You really get the genuine sense of pleasure and excitement the guys get from touring.  They are literally packing their clothes for the next city as we talk, and are in high spirits despite the gruelling schedule. But their eyes are firmly fixed on the UK, and Bristol is a big gig for them.

"Bristol is such a thriving city for music and arts at the moment.  A lot of our friends who live in London are moving down to Bristol, because it has such a relaxed, welcoming and creative soul.
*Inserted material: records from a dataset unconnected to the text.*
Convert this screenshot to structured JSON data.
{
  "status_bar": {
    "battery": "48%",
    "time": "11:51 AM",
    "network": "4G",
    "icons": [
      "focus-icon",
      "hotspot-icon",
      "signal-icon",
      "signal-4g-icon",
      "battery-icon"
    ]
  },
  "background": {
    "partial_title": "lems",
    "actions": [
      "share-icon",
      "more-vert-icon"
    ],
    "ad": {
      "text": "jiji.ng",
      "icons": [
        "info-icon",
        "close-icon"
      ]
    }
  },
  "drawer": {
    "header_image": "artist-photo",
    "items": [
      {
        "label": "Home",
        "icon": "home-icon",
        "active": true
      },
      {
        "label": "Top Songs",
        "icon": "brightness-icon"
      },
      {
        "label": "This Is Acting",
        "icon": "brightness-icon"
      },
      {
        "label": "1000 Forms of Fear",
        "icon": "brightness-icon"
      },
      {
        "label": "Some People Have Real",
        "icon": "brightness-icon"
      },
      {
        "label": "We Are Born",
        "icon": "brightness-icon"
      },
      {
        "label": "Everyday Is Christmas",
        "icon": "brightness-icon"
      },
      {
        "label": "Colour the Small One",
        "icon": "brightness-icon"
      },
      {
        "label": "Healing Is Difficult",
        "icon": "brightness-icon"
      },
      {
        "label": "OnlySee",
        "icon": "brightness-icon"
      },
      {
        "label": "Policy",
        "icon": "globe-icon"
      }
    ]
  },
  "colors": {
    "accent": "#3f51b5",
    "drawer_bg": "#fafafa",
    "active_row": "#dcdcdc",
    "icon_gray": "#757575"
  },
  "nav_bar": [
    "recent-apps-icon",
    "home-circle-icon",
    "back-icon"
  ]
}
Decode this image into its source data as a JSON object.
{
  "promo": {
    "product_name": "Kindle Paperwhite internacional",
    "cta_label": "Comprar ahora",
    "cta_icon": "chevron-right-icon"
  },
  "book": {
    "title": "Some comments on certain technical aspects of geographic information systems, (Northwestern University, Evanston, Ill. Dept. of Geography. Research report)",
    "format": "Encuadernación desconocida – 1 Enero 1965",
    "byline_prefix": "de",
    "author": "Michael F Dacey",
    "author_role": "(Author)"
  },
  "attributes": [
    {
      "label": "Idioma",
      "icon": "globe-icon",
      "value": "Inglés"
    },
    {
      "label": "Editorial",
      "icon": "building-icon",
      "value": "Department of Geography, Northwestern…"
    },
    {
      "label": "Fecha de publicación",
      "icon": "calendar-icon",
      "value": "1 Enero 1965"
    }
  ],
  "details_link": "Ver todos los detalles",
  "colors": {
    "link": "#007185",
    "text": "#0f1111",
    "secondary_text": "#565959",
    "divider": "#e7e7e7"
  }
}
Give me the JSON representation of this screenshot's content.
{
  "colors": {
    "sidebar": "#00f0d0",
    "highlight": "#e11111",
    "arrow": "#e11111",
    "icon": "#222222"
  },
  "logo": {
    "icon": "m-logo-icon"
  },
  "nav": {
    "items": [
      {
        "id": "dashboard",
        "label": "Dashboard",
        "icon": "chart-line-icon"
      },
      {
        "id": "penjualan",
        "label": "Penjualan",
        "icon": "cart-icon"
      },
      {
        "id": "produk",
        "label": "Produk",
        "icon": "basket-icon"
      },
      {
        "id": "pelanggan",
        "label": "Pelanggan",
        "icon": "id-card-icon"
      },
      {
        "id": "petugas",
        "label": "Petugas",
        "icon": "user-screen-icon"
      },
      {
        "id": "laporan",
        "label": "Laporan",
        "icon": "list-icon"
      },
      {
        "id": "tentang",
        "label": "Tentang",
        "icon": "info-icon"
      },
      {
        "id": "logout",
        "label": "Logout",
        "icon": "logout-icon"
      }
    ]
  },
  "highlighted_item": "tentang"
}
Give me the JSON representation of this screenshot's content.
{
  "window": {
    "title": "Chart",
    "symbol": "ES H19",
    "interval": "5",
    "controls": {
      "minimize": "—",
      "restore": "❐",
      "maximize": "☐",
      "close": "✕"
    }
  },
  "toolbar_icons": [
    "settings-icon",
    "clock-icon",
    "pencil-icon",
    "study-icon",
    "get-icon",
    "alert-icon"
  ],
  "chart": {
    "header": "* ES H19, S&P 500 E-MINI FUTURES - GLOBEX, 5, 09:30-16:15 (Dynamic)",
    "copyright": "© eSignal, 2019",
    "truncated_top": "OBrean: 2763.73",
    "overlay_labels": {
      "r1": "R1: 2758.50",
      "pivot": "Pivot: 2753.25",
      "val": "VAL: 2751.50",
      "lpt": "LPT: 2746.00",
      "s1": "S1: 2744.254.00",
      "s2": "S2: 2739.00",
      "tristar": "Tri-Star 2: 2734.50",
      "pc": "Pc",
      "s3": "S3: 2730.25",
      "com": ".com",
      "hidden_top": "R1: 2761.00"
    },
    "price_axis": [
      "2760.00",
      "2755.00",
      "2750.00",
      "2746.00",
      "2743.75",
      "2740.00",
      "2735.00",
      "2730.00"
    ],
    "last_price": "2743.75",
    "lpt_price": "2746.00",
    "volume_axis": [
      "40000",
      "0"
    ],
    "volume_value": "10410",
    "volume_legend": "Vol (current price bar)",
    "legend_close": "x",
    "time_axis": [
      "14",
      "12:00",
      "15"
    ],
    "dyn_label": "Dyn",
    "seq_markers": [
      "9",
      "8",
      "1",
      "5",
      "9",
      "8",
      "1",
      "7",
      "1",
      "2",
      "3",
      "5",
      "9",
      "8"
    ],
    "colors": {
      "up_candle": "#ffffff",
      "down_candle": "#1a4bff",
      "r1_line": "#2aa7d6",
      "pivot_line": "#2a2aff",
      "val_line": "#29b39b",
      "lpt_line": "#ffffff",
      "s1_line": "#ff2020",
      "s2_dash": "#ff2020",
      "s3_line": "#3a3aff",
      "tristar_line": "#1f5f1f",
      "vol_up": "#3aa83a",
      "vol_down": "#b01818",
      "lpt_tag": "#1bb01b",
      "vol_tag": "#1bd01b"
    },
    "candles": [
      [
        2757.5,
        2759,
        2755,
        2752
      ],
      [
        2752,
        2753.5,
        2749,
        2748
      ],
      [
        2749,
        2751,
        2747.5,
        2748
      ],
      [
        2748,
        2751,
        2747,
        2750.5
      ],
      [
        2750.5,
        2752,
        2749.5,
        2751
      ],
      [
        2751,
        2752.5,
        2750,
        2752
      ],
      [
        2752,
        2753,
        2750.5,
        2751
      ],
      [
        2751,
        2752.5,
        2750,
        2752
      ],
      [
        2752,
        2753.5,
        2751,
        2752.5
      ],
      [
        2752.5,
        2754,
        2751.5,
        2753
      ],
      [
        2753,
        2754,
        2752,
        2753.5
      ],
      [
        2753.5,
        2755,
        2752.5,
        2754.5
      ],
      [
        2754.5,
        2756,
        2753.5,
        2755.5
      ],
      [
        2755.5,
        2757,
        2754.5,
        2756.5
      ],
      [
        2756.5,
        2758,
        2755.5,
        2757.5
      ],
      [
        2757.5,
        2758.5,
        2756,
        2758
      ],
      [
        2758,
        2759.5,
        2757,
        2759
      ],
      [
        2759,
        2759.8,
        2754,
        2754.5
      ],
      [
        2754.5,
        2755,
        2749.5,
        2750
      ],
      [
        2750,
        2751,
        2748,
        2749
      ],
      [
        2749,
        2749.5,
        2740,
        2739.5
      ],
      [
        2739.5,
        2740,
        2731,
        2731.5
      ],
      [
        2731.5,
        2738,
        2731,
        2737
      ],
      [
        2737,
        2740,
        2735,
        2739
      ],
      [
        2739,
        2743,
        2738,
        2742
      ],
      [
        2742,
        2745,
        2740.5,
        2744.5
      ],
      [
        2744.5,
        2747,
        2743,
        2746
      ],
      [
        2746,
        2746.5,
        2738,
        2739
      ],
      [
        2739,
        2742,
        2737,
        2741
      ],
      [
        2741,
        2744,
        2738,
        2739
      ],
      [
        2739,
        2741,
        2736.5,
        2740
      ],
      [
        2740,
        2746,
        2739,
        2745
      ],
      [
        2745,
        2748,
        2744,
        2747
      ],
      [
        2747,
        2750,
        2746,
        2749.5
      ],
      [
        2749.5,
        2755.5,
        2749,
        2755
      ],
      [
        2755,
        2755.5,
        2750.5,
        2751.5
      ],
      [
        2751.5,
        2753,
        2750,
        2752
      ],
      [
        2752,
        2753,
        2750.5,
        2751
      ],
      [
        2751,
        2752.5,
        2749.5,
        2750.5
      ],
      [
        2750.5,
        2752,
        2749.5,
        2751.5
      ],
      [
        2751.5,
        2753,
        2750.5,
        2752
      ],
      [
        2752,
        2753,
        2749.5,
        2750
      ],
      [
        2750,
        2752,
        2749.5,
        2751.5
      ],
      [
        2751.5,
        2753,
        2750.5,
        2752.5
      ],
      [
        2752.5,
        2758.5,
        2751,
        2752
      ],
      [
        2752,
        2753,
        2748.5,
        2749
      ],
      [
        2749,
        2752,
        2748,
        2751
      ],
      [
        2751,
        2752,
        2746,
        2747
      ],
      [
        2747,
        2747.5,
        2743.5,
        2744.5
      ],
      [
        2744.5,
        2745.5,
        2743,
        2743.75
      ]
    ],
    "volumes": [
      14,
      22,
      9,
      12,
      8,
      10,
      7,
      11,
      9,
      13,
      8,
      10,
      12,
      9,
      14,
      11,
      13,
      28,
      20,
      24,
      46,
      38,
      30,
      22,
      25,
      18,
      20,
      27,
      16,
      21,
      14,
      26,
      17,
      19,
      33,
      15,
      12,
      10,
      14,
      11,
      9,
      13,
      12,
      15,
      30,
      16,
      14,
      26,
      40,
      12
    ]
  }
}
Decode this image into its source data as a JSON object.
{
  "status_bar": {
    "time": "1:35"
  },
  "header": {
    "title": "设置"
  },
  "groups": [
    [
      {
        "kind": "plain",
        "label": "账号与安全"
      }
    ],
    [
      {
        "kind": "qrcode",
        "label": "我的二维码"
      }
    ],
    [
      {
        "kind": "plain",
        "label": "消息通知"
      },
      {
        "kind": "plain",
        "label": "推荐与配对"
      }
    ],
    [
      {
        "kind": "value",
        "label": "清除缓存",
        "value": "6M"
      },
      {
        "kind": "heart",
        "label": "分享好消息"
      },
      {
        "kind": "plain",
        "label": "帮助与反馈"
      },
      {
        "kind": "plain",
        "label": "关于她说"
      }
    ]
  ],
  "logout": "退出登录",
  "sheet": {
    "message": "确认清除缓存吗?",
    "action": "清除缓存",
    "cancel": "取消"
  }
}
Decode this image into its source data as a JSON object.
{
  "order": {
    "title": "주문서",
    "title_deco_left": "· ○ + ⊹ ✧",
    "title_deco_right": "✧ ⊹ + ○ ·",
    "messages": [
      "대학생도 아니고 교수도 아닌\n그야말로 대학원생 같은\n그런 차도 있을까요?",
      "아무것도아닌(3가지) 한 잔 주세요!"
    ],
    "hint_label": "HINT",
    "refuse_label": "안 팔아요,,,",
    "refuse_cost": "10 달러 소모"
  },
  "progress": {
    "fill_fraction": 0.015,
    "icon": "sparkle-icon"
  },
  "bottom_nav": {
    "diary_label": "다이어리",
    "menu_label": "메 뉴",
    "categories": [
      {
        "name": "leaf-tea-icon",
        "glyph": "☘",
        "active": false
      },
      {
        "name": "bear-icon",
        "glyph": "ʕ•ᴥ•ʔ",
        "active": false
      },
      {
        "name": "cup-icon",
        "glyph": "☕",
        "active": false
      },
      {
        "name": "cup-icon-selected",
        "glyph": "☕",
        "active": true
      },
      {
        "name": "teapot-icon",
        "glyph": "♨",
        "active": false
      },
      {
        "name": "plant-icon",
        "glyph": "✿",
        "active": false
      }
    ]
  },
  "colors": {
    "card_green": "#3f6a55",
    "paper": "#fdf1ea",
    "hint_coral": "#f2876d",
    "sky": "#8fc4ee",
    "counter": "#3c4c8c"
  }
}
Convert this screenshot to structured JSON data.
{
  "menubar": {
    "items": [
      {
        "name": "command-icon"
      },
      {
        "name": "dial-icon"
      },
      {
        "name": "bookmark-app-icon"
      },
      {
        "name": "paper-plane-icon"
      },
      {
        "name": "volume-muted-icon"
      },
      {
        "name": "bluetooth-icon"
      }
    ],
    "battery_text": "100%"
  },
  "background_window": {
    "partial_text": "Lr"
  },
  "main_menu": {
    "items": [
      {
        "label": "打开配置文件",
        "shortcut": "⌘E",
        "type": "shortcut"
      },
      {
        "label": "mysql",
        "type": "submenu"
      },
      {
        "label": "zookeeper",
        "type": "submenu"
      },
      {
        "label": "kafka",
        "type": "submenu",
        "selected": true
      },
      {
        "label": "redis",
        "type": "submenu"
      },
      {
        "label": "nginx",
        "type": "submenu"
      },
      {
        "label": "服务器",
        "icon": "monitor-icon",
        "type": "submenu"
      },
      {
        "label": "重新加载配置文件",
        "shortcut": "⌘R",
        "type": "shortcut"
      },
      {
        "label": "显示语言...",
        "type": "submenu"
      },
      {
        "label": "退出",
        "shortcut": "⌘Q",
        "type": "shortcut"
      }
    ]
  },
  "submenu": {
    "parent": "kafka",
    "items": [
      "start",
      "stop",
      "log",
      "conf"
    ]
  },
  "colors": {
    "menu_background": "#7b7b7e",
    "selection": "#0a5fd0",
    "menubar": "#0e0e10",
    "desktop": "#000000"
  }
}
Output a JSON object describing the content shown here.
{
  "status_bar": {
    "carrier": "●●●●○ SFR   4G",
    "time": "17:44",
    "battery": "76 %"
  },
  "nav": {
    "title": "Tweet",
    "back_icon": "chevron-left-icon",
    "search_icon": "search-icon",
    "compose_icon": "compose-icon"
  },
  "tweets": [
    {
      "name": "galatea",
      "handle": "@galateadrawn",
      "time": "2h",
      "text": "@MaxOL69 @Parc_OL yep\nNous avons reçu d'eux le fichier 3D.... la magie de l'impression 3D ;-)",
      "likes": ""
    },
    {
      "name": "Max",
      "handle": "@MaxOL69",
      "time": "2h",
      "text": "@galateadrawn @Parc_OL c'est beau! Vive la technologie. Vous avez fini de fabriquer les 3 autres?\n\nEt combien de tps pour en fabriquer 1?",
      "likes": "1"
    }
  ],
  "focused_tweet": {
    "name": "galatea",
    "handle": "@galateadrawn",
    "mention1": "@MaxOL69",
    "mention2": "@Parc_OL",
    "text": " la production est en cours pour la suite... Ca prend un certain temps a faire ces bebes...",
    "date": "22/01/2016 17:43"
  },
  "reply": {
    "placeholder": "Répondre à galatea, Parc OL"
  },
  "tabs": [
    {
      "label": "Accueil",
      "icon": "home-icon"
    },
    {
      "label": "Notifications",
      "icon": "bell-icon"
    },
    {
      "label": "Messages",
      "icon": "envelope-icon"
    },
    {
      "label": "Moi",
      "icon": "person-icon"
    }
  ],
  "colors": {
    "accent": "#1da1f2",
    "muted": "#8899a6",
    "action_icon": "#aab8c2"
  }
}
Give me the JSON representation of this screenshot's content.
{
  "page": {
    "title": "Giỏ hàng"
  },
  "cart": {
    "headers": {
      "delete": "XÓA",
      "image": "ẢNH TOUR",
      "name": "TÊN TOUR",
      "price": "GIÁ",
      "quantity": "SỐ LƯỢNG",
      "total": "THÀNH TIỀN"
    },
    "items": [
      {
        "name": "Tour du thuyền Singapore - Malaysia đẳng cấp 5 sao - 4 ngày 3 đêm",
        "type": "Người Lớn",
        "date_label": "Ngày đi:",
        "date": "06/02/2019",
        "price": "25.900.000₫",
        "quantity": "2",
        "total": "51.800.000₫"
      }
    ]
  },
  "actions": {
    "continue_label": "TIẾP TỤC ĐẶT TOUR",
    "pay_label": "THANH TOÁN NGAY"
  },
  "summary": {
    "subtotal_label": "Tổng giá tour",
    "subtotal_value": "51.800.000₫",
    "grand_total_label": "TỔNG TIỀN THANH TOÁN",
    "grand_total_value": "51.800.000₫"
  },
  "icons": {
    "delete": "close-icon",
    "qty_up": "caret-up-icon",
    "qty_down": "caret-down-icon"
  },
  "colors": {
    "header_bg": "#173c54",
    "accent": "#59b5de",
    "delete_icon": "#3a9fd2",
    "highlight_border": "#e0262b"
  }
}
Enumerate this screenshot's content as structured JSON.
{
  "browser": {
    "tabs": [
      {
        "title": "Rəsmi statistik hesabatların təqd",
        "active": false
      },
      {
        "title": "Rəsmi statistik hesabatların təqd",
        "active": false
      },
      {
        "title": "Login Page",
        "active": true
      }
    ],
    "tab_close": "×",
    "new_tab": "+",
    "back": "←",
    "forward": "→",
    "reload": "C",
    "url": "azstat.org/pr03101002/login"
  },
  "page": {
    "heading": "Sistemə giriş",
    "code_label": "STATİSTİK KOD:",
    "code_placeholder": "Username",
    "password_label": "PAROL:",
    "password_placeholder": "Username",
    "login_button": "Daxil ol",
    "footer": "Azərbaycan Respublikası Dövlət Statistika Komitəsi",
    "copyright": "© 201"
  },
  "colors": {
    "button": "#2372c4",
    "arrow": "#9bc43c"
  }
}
We really pushed for this gig and we can't wait to get to there, even if we have to wear jumpers!" Cue more laughter at the thick jumper I am wearing to stave off the Bristol chill. "Seriously we hope the people of Bristol will support us and turn out to see what we are about.  It is going to be an exciting gig, and we will turn up the Brazilian heat even if it is raining outside."

So what next for BIKE? "After we finish in the UK, we will be concentrating on writing the third album and a return trip to Europe next year.  We will also be touring Brazil with the second album in 2017, with a launch party in São Paulo. If you want to come..." Big warm smiles ensue.

And that's BIKE: like the Tropicália movement that inspired them, they are engaging, provocative, and sincere. "We are honest, and it might sound like a cliché, but Bristol is such a special gig for us - that's why we are so pleased you could talk to us. Thank you. See you in Bristol!"

BIKE will be performing Thursday night at The Crofters Rights - tickets are still available. Find out more about the band at their Facebook page.


No comments yet

Leave a Reply

Your email address will not be published. Required fields are marked *

This site uses Akismet to reduce spam. Learn how your comment data is processed.